Slaine: The Horned God Book II by Pat Mills, with art by Simon Bisley is next, and I remember not being impressed with it at the time. I must admit that I am still not a fan today. The story in this episode is told in dense text boxes, which is hardly dynamic, and the art is nicely painted but extremely lacking in detail. Most of the images don’t even have a background, just solid colors and pretty swirls of paint. Bisley is a superstar of comic book art, but I never got along with his Heavy Metal sensibilities.

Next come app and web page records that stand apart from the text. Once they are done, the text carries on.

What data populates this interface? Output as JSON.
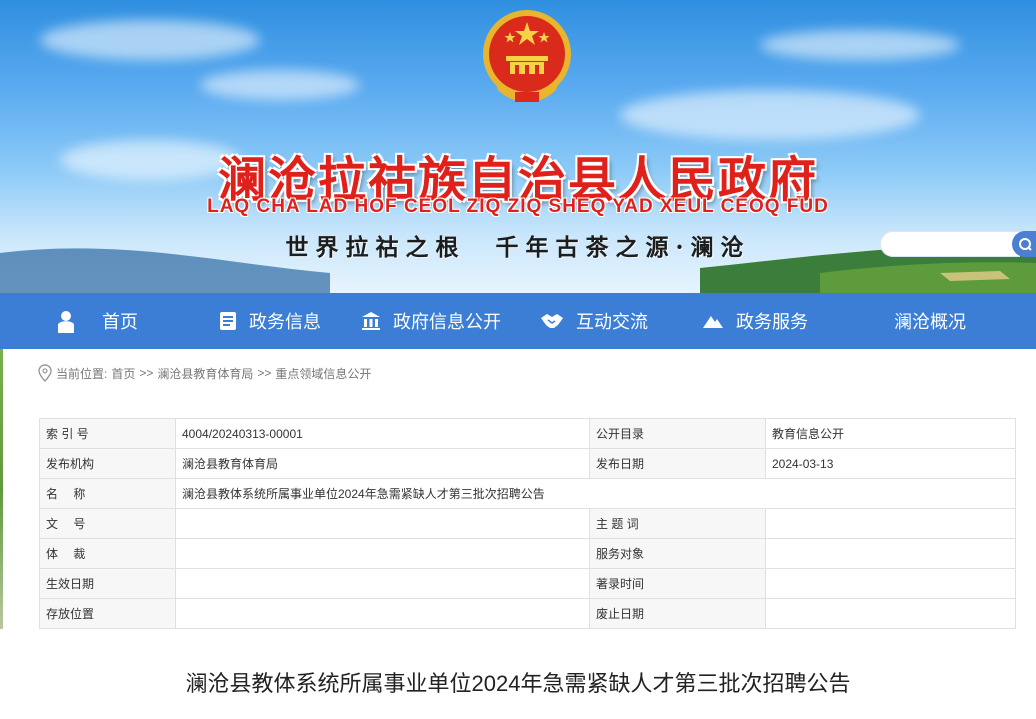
{
  "header": {
    "title": "澜沧拉祜族自治县人民政府",
    "subtitle": "LAQ CHA LAD HOF CEOL ZIQ ZIQ SHEQ YAD XEUL CEOQ FUD",
    "slogan": "世界拉祜之根　千年古茶之源·澜沧",
    "emblem_icon": "national-emblem-icon",
    "search": {
      "placeholder": "",
      "button_icon": "search-icon"
    }
  },
  "nav": {
    "items": [
      {
        "label": "首页",
        "icon": "home-icon"
      },
      {
        "label": "政务信息",
        "icon": "document-icon"
      },
      {
        "label": "政府信息公开",
        "icon": "building-icon"
      },
      {
        "label": "互动交流",
        "icon": "handshake-icon"
      },
      {
        "label": "政务服务",
        "icon": "mountain-icon"
      },
      {
        "label": "澜沧概况",
        "icon": ""
      }
    ]
  },
  "breadcrumb": {
    "icon": "location-pin-icon",
    "prefix": "当前位置:",
    "items": [
      "首页",
      "澜沧县教育体育局",
      "重点领域信息公开"
    ],
    "separator": ">>"
  },
  "meta": {
    "rows": [
      [
        "索 引 号",
        "4004/20240313-00001",
        "公开目录",
        "教育信息公开"
      ],
      [
        "发布机构",
        "澜沧县教育体育局",
        "发布日期",
        "2024-03-13"
      ],
      [
        "名　 称",
        "澜沧县教体系统所属事业单位2024年急需紧缺人才第三批次招聘公告"
      ],
      [
        "文　 号",
        "",
        "主 题 词",
        ""
      ],
      [
        "体　 裁",
        "",
        "服务对象",
        ""
      ],
      [
        "生效日期",
        "",
        "著录时间",
        ""
      ],
      [
        "存放位置",
        "",
        "废止日期",
        ""
      ]
    ]
  },
  "article": {
    "title": "澜沧县教体系统所属事业单位2024年急需紧缺人才第三批次招聘公告"
  },
  "colors": {
    "nav_bg": "#3c7ed6",
    "title_red": "#e0201a",
    "label_bg": "#f7f7f7",
    "border": "#e0e0e0"
  }
}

Whatever Bisley's failings, his greatest sin of course is the artists that followed him. There have been many since making careers attempting to ape his style, and the back cover of this very issue has an astonishingly bad example of just such a Bisley acolyte. It’s an image by Liam Sharp depicting a character from the ABC Warriors, obviously done before Liam went off to the United States to work on books such as Venom and Spawn: The Dark Ages. Sharp has also worked on more mature themed books for Verotik, doing GOTH, Jaguar God and a strip for Heavy Metal magazine that featured Playboy model Tiffany Taylor. The image is a hideous brown mess, featuring some cheesecake art, big guns, and one of the most insipid renderings of Hammerstein I have ever seen. These are all trends started by Bisley, but here they are taken to new lows. To end, just a reminder that the best way to support this blog is to buy one of my books. Simply go over to Amazon, or Kobo and get one.